"Suddenly, we had to put a back into the set piece, which compromised our kick-chase," Young said."It meant Parks was kicking in hope off the back foot rather than kicking with real purpose off the front foot, as he had in the first half. That brought Ben Foden into the game, and it hurt us."

Foden, the England full-back, looked a million dollars from the moment the Blues went down to 13 – Rush having committed his transgression while Davies was serving his penance.

Time and again, Foden set sail from his own half and beat men for fun in racing upfield, and with the predatory Ashton tracking him, the contest shifted decisively on its axis. Indeed, it was Foden who set in train the events that led to Clark's disputed touchdown.

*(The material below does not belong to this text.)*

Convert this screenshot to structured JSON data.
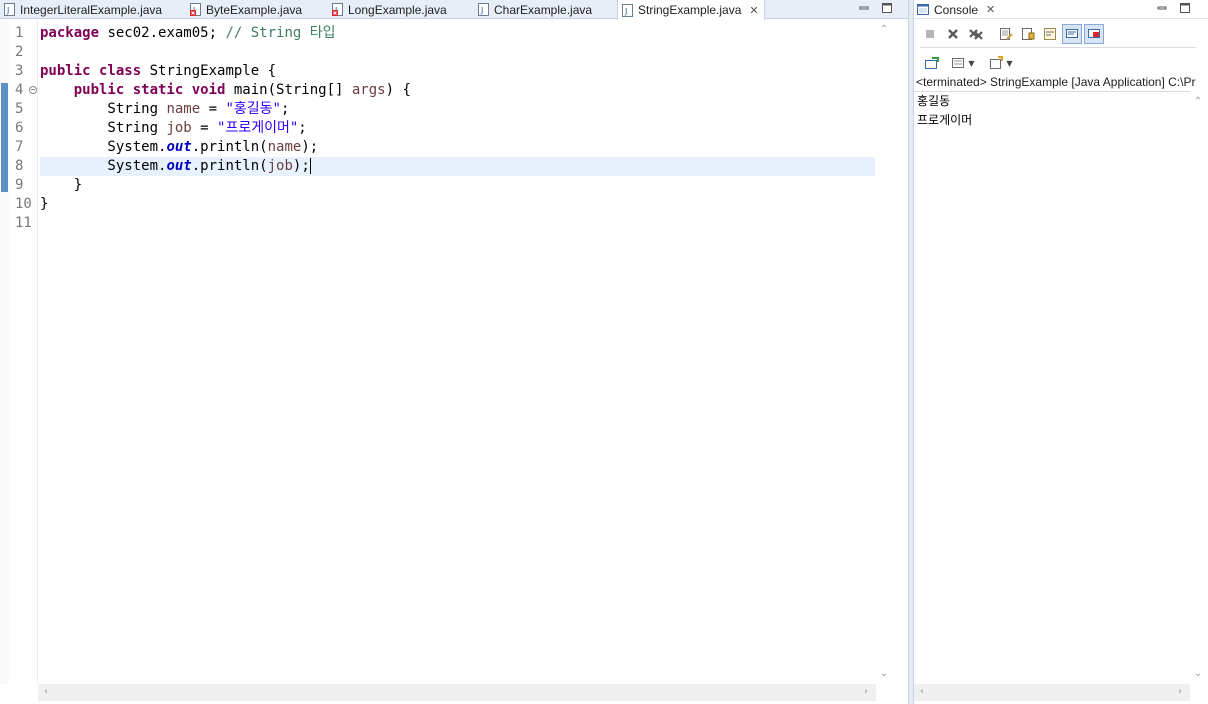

"That's the most pressure we've been under all season," admitted Mallinder, who has tasted defeat only once thus far. "That we came through it speaks volumes. It was confrontational, it was intimidatory. But that's the Heineken Cup, isn't it?" Unlike Young, he could still speak of it in the present tense.

Cardiff Blues: Try Mustoe; Conversion Parks; Penalties Parks 3; Drop goal Parks. Northampton: Try Clark; Penalties Myler 6.

Cardiff Blues C Czekaj (C Sweeney, 45-57); R Mustoe, C Laulala, T Shanklin (J Roberts, h-t), T James; D Parks, R Rees; G Jenkins, G Williams (R Williams, 63), T Filise (J Yapp, 72), B Davies, P Tito (capt, M Paterson, 63), M Molitika, M Williams (S Warburton, 63), X Rush.

Northampton B Foden; C Ashton, J Clarke, J Downey, P Diggin; S Myler, R Powell (L Dickson, 47); S Tonga'uiha, D Hartley (capt), B Mujati, C Lawes (C Clark, 67), C Day (M Sorenson 84), P Dowson, T Wood, R Wilson.

Referee J Garces (France).